Guantanamo Abuse Detailed in FBI Letter

Times Staff Writer

FBI agents observed U.S. soldiers mistreating terrorism suspects at Guantanamo Bay, Cuba, as early as 2002, but the Pentagon has done little to investigate, a letter from a senior agency counter-terrorism official said.

Agents visiting the U.S. naval base prison said they saw military and civilian interrogators using “highly aggressive” techniques to exact information from detainees captured on battlefields in Afghanistan.

In one incident, a soldier reportedly bent a prisoner’s thumbs back and “grabbed his genitals.” In another, an FBI agent saw a detainee “gagged with duct tape” for refusing to stop chanting from the Koran.


In a third episode, a prisoner allegedly was threatened with a dog and the man was placed for three months in “intense isolation,” causing him to experience “extreme psychological trauma.”

All three reported incidents were described in a letter this summer from Thomas Harrington, deputy assistant director of the FBI’s counter-terrorism division, to Maj. Gen. Donald J. Ryder, head of the Army’s Criminal Investigation Command. Harrington said that the FBI had detailed its concerns with Pentagon officials after its agents witnessed the questionable treatment.

Harrington also told Ryder in the July 14 letter that an FBI agent reported one interrogator had treated detainees so harshly that they often ended up “curling into a fetal position on the floor and crying in pain.”

In the letter, first reported by Associated Press and obtained by the Los Angeles Times, Harrington expressed frustration that the military did not appear to be taking the FBI’s allegations seriously.

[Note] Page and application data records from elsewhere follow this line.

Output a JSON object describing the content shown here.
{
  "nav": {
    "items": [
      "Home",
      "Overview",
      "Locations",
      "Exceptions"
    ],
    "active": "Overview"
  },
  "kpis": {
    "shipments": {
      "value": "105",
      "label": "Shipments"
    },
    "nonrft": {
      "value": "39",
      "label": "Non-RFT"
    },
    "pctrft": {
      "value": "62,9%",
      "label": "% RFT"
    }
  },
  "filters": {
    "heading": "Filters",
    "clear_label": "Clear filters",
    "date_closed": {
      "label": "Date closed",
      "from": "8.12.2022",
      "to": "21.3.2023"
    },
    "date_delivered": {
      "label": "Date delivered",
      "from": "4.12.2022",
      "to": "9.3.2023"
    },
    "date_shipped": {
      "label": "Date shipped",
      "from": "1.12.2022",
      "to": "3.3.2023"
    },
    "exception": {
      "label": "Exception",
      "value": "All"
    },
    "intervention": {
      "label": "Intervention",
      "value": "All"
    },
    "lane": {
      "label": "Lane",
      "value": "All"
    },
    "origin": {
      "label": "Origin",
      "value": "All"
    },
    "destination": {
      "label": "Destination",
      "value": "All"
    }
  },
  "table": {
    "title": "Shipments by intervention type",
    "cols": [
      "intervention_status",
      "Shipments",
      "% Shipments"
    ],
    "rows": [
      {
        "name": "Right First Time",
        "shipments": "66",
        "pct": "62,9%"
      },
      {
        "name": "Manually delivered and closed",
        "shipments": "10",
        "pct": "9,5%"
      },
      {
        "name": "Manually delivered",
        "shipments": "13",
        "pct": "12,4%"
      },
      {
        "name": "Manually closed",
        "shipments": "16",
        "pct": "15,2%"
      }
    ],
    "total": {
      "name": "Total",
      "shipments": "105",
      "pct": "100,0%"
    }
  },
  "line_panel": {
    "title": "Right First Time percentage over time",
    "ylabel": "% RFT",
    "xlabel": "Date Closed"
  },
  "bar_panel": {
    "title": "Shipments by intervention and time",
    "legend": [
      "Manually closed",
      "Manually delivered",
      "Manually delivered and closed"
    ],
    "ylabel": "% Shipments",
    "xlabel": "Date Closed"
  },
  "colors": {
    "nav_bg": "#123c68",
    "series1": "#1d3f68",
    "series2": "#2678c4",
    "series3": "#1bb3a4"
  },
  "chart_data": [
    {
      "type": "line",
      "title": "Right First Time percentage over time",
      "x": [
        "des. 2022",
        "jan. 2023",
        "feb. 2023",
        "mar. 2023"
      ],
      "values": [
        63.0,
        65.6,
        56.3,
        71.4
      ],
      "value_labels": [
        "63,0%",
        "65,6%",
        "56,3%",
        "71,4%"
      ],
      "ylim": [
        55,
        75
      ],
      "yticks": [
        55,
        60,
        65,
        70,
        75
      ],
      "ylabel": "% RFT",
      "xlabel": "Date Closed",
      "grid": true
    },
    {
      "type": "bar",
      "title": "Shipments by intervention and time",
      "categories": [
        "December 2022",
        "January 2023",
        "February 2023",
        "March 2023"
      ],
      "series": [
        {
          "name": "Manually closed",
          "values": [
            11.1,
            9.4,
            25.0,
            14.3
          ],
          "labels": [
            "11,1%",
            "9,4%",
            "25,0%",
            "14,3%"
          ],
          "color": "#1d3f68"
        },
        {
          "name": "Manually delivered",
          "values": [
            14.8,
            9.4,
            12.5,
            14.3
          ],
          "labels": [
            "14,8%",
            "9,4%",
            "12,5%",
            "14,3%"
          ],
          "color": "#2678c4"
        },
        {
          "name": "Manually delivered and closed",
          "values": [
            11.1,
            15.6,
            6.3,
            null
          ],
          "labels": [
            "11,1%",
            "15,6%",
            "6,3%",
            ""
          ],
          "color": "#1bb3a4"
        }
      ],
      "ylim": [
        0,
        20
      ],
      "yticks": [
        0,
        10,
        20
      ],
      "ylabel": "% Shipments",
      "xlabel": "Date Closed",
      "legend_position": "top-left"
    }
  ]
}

“I have no record that our specific concerns regarding these three situations were communicated to DOD [the Department of Defense] for appropriate action,” he wrote.

However, the Pentagon said Monday that the incidents were under investigation as part of a larger internal inquiry into allegations of prisoner abuse at Guantanamo Bay. The overall investigation has substantiated at least 10 incidents of minor misconduct since 2003. They include a female interrogator climbing on top of a detainee’s lap and a guard striking a detainee.


“We report all allegations of mistreatment to the chain of command,” Army Brig. Gen. Jay Hood, commander of the joint task force that oversees some 550 prisoners at Guantanamo Bay, said Monday. “We take all allegations seriously and investigate each one fully.”

The FBI complaints to the Pentagon represent some of the earliest allegations of prisoner abuse, coming a year before revelations of detainee mistreatment at the U.S.-run Abu Ghraib prison in Iraq. The FBI’s charges have surfaced as criminal trials and investigations center on misconduct at military-run holding facilities.

The Times also obtained copies of e-mails Harrington sent to other FBI officials suggesting that agents told military authorities at Guantanamo Bay that there were proven nonviolent methods for extracting information from prisoners.

In one message, Harrington said the military was involved in “interrogation strategies we not only advised against, but questioned in terms of effectiveness,” and that the military often was “producing information that was not reliable.”

Harrington added that he personally visited the prison as a senior counter-terrorism official. “I voiced concerns that the intel produced was nothing more than what FBI got using simple investigative techniques” that did not involve violence, he wrote.

In the first incident detailed in the July 14 letter, Harrington wrote that an FBI agent reportedly saw a detainee “grimace in pain” in October 2002 and that the agent was told by a Marine that an interrogator identified only as “Sgt. Stacey” had “grabbed the detainee’s thumbs and bent them backwards and indicated that she also grabbed his genitals.”


In an aside, “the Marine also implied that her treatment of that detainee was less harsh than her treatment of others,” Harrington wrote. The Marine indicated that “he had seen her treatment of other detainees result in detainees curling into a fetal position on the floor and crying in pain.”

In the second incident reported that month, an FBI agent said he was observing an interrogation when a civilian contractor asked him to come see something else. The agent was directed to “an unknown bearded, long-haired detainee in another interrogation room. The detainee had been gagged with duct tape that covered much of his head,” Harrington said.

The agent asked a soldier whether the detainee was being punished for spitting at interrogators. The soldier “laughed and stated that the detainee had been chanting the Koran and would not stop.”

The third case occurred in September or October 2002 when “FBI agents observed that a canine was used in an aggressive manner to intimidate” a detainee. In November of that year, FBI agents realized that the detainee also “had been subjected to intense isolation for over three months ... in a cell that was always flooded with light,” according to Harrington’s letter.

“By late November the detainee was evidencing behavior consistent with extreme psychological trauma” and was “talking to nonexistent people, reporting hearing voices, crouching in a corner of the cell covered with a sheet for hours on end.”